If you’re serious about enjoying the nuances and subtleties of a particular wine variety, from rosé to Burgundy, investing in the proper glass pairing is a must. That’s why aficionados know their stemware, but it’s also a great excuse to spice up your entertaining spread. Not sure where to start?
We get this question on a regular basis from our WineforaWedding customers who are looking to source their wine locally. The best advice we can give is to consult a professional at your local wine shop or winery. In order to ensure the wines available on our site could age for the proper amounts of time we went straight to the guys and gals making the wine at Mount Pleasant Estates Winery. When in doubt, ask an expert!
With the incredible amount of wine options available in today’s market, it isn’t possible to give a quick and specific answer. Instead, we would like to offer some tips to use as a rule of thumb. The ability of a wine to age varies greatly by variety, vintage and vintner.
General Wine Selection Tips:
Red wines will age better than whites.
Whites typically age for 0-3 years.
Reds will typically age well for 0-10 years.
Other wines such as vintage ports have the ability to age for decades.
There are exceptions, which is why we recommend speaking with someone knowledgeable and familiar with the wine available in your area. Also, all of the timeframes are based on proper storage techniques and temperature. We won’t get into here but you can learn about it in our blog post 6 Tips to Properly Store Wine.
We all know what it feels like after drinking a few glasses of wine (IT FEELS AMAZING), but have you ever seen what you look like minus the blurred vision? In ‘Wine Project’, Brazilian photographer Marcos Alberti explores this question by taking the portraits of 53 people after drinking one, two, and three glasses of vino.

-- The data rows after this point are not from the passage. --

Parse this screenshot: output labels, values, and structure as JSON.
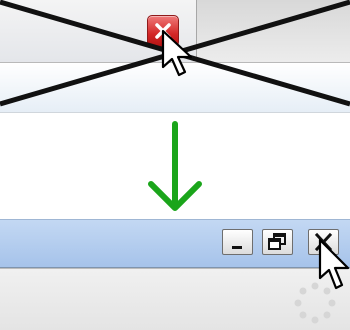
{
  "top_panel": {
    "tab_close_icon": "close-icon",
    "tab_close_color": "#d32727",
    "cross_out_color": "#111111"
  },
  "arrow": {
    "icon": "arrow-down-icon",
    "color": "#1aa51a"
  },
  "titlebar": {
    "buttons": [
      "minimize-icon",
      "restore-icon",
      "close-icon"
    ],
    "color": "#a6c3ea"
  },
  "status": {
    "icon": "loading-spinner-icon"
  },
  "cursors": [
    "mouse-pointer-icon",
    "mouse-pointer-icon"
  ]
}
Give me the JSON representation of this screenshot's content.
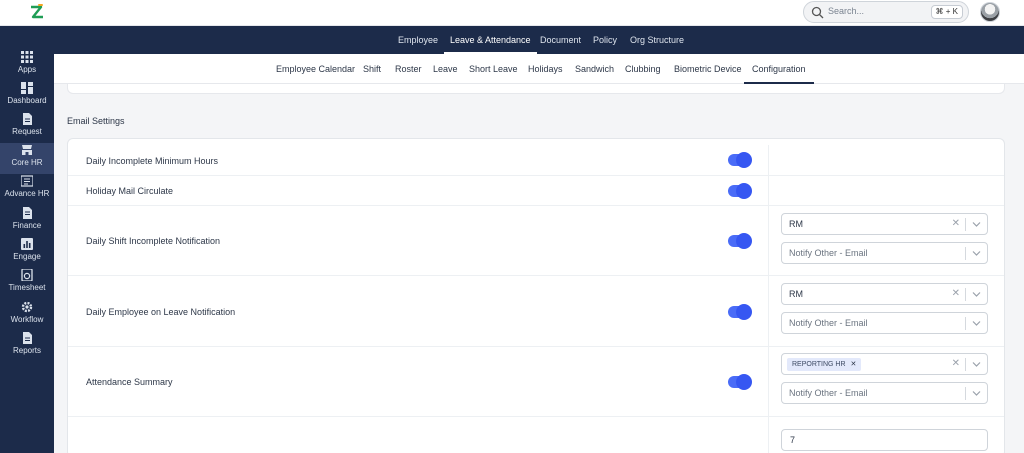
{
  "search": {
    "placeholder": "Search...",
    "shortcut": "⌘ + K"
  },
  "main_nav": [
    "Employee",
    "Leave & Attendance",
    "Document",
    "Policy",
    "Org Structure"
  ],
  "main_nav_active": "Leave & Attendance",
  "sidebar": [
    {
      "label": "Apps",
      "icon": "apps-grid-icon"
    },
    {
      "label": "Dashboard",
      "icon": "dashboard-icon"
    },
    {
      "label": "Request",
      "icon": "request-doc-icon"
    },
    {
      "label": "Core HR",
      "icon": "core-hr-icon",
      "active": true
    },
    {
      "label": "Advance HR",
      "icon": "advance-hr-icon"
    },
    {
      "label": "Finance",
      "icon": "finance-doc-icon"
    },
    {
      "label": "Engage",
      "icon": "engage-chart-icon"
    },
    {
      "label": "Timesheet",
      "icon": "timesheet-icon"
    },
    {
      "label": "Workflow",
      "icon": "workflow-gear-icon"
    },
    {
      "label": "Reports",
      "icon": "reports-doc-icon"
    }
  ],
  "sub_nav": [
    "Employee Calendar",
    "Shift",
    "Roster",
    "Leave",
    "Short Leave",
    "Holidays",
    "Sandwich",
    "Clubbing",
    "Biometric Device",
    "Configuration"
  ],
  "sub_nav_active": "Configuration",
  "section_title": "Email Settings",
  "rows": [
    {
      "label": "Daily Incomplete Minimum Hours",
      "enabled": true
    },
    {
      "label": "Holiday Mail Circulate",
      "enabled": true
    },
    {
      "label": "Daily Shift Incomplete Notification",
      "enabled": true,
      "select1_value": "RM",
      "select2_placeholder": "Notify Other - Email"
    },
    {
      "label": "Daily Employee on Leave Notification",
      "enabled": true,
      "select1_value": "RM",
      "select2_placeholder": "Notify Other - Email"
    },
    {
      "label": "Attendance Summary",
      "enabled": true,
      "chip": "REPORTING HR",
      "select2_placeholder": "Notify Other - Email"
    }
  ],
  "last_row_value": "7",
  "colors": {
    "nav_bg": "#1c2b4a",
    "toggle_on": "#3657f2",
    "chip_bg": "#e3e9fb"
  }
}
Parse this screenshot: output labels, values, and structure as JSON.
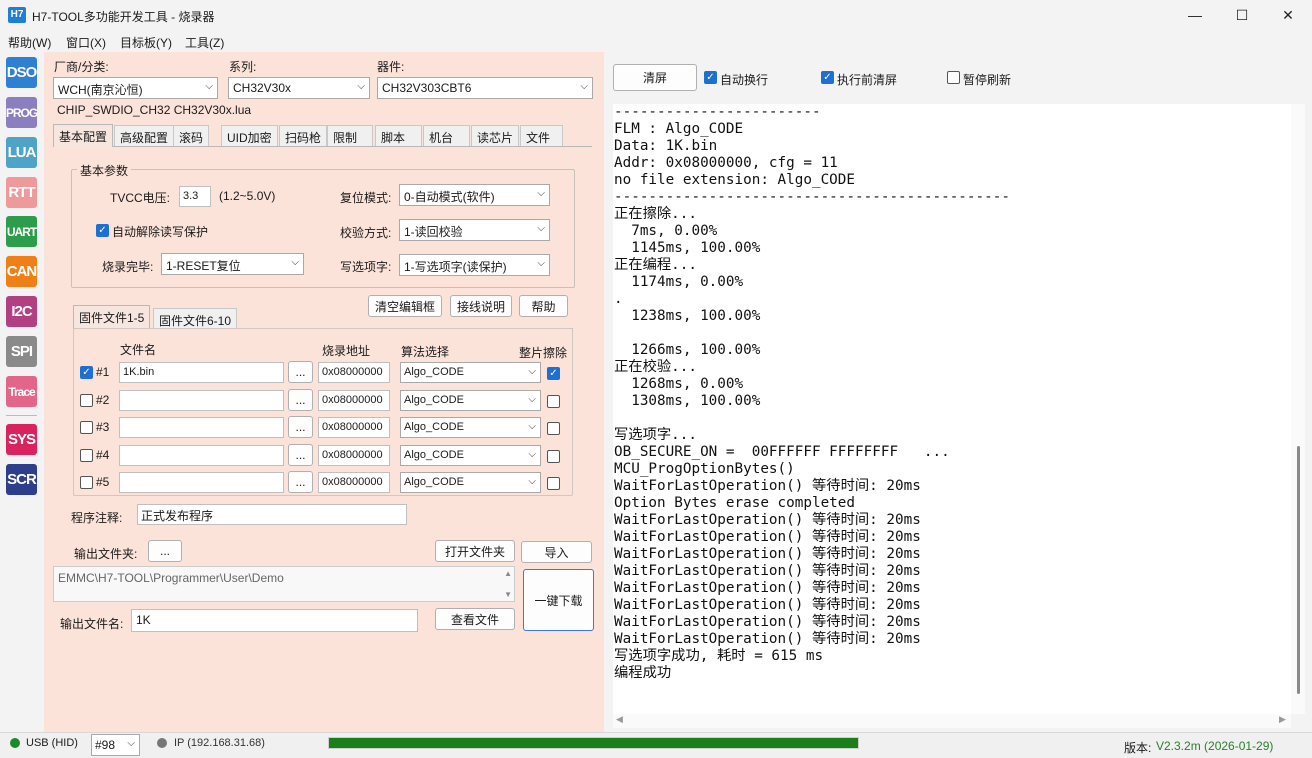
{
  "window": {
    "app_icon": "H7",
    "title": "H7-TOOL多功能开发工具 - 烧录器",
    "minimize": "—",
    "maximize": "☐",
    "close": "✕"
  },
  "menu": [
    "帮助(W)",
    "窗口(X)",
    "目标板(Y)",
    "工具(Z)"
  ],
  "sidebar": [
    {
      "label": "DSO",
      "color": "#2f7fd2"
    },
    {
      "label": "PROG",
      "color": "#8c7fc0"
    },
    {
      "label": "LUA",
      "color": "#4fa3c7"
    },
    {
      "label": "RTT",
      "color": "#ef9a9a"
    },
    {
      "label": "UART",
      "color": "#2e9d4b"
    },
    {
      "label": "CAN",
      "color": "#f07f16"
    },
    {
      "label": "I2C",
      "color": "#b13f82"
    },
    {
      "label": "SPI",
      "color": "#8a8a8a"
    },
    {
      "label": "Trace",
      "color": "#e3668a"
    },
    {
      "label": "SYS",
      "color": "#d8235f"
    },
    {
      "label": "SCR",
      "color": "#2d3f8c"
    }
  ],
  "selector": {
    "vendor_label": "厂商/分类:",
    "vendor_value": "WCH(南京沁恒)",
    "series_label": "系列:",
    "series_value": "CH32V30x",
    "device_label": "器件:",
    "device_value": "CH32V303CBT6",
    "lua_file": "CHIP_SWDIO_CH32  CH32V30x.lua"
  },
  "tabs": [
    "基本配置",
    "高级配置",
    "滚码",
    "UID加密",
    "扫码枪",
    "限制",
    "脚本",
    "机台",
    "读芯片",
    "文件"
  ],
  "basic": {
    "group_title": "基本参数",
    "tvcc_label": "TVCC电压:",
    "tvcc_value": "3.3",
    "tvcc_range": "(1.2~5.0V)",
    "auto_unlock_label": "自动解除读写保护",
    "finish_label": "烧录完毕:",
    "finish_value": "1-RESET复位",
    "reset_label": "复位模式:",
    "reset_value": "0-自动模式(软件)",
    "verify_label": "校验方式:",
    "verify_value": "1-读回校验",
    "option_label": "写选项字:",
    "option_value": "1-写选项字(读保护)"
  },
  "actions": {
    "clear_edit": "清空编辑框",
    "wiring": "接线说明",
    "help": "帮助"
  },
  "file_tabs": [
    "固件文件1-5",
    "固件文件6-10"
  ],
  "file_table": {
    "headers": [
      "文件名",
      "烧录地址",
      "算法选择",
      "整片擦除"
    ],
    "rows": [
      {
        "id": "#1",
        "checked": true,
        "file": "1K.bin",
        "browse": "...",
        "addr": "0x08000000",
        "algo": "Algo_CODE",
        "erase": true
      },
      {
        "id": "#2",
        "checked": false,
        "file": "",
        "browse": "...",
        "addr": "0x08000000",
        "algo": "Algo_CODE",
        "erase": false
      },
      {
        "id": "#3",
        "checked": false,
        "file": "",
        "browse": "...",
        "addr": "0x08000000",
        "algo": "Algo_CODE",
        "erase": false
      },
      {
        "id": "#4",
        "checked": false,
        "file": "",
        "browse": "...",
        "addr": "0x08000000",
        "algo": "Algo_CODE",
        "erase": false
      },
      {
        "id": "#5",
        "checked": false,
        "file": "",
        "browse": "...",
        "addr": "0x08000000",
        "algo": "Algo_CODE",
        "erase": false
      }
    ]
  },
  "comment": {
    "label": "程序注释:",
    "value": "正式发布程序"
  },
  "output": {
    "folder_label": "输出文件夹:",
    "folder_browse": "...",
    "open_folder": "打开文件夹",
    "import": "导入",
    "path": "EMMC\\H7-TOOL\\Programmer\\User\\Demo",
    "name_label": "输出文件名:",
    "name_value": "1K",
    "view_file": "查看文件",
    "download": "一键下载"
  },
  "log_toolbar": {
    "clear": "清屏",
    "auto_wrap": "自动换行",
    "auto_wrap_checked": true,
    "clear_before": "执行前清屏",
    "clear_before_checked": true,
    "pause": "暂停刷新",
    "pause_checked": false
  },
  "log_lines": [
    "------------------------",
    "FLM : Algo_CODE",
    "Data: 1K.bin",
    "Addr: 0x08000000, cfg = 11",
    "no file extension: Algo_CODE",
    "----------------------------------------------",
    "正在擦除...",
    "  7ms, 0.00%",
    "  1145ms, 100.00%",
    "正在编程...",
    "  1174ms, 0.00%",
    ".",
    "  1238ms, 100.00%",
    "",
    "  1266ms, 100.00%",
    "正在校验...",
    "  1268ms, 0.00%",
    "  1308ms, 100.00%",
    "",
    "写选项字...",
    "OB_SECURE_ON =  00FFFFFF FFFFFFFF   ...",
    "MCU_ProgOptionBytes()",
    "WaitForLastOperation() 等待时间: 20ms",
    "Option Bytes erase completed",
    "WaitForLastOperation() 等待时间: 20ms",
    "WaitForLastOperation() 等待时间: 20ms",
    "WaitForLastOperation() 等待时间: 20ms",
    "WaitForLastOperation() 等待时间: 20ms",
    "WaitForLastOperation() 等待时间: 20ms",
    "WaitForLastOperation() 等待时间: 20ms",
    "WaitForLastOperation() 等待时间: 20ms",
    "WaitForLastOperation() 等待时间: 20ms",
    "写选项字成功, 耗时 = 615 ms",
    "编程成功"
  ],
  "status": {
    "usb": "USB (HID)",
    "usb_color": "#1a8a2a",
    "device_no": "#98",
    "ip": "IP (192.168.31.68)",
    "ip_color": "#777777",
    "progress": 1.0,
    "progress_color": "#1a7f1a",
    "version_label": "版本:",
    "version": "V2.3.2m (2026-01-29)",
    "version_color": "#2a7f2a"
  }
}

Once bottled, the wine is ready to drink, but it will continue to evolve over time. The key to aging wine properly is controlling the conditions surrounding the bottle. While the term for aging wine is "cellaring" we like to call it "putting a bottle to bed"; as the conditions good for wine, are also great conditions for sleeping.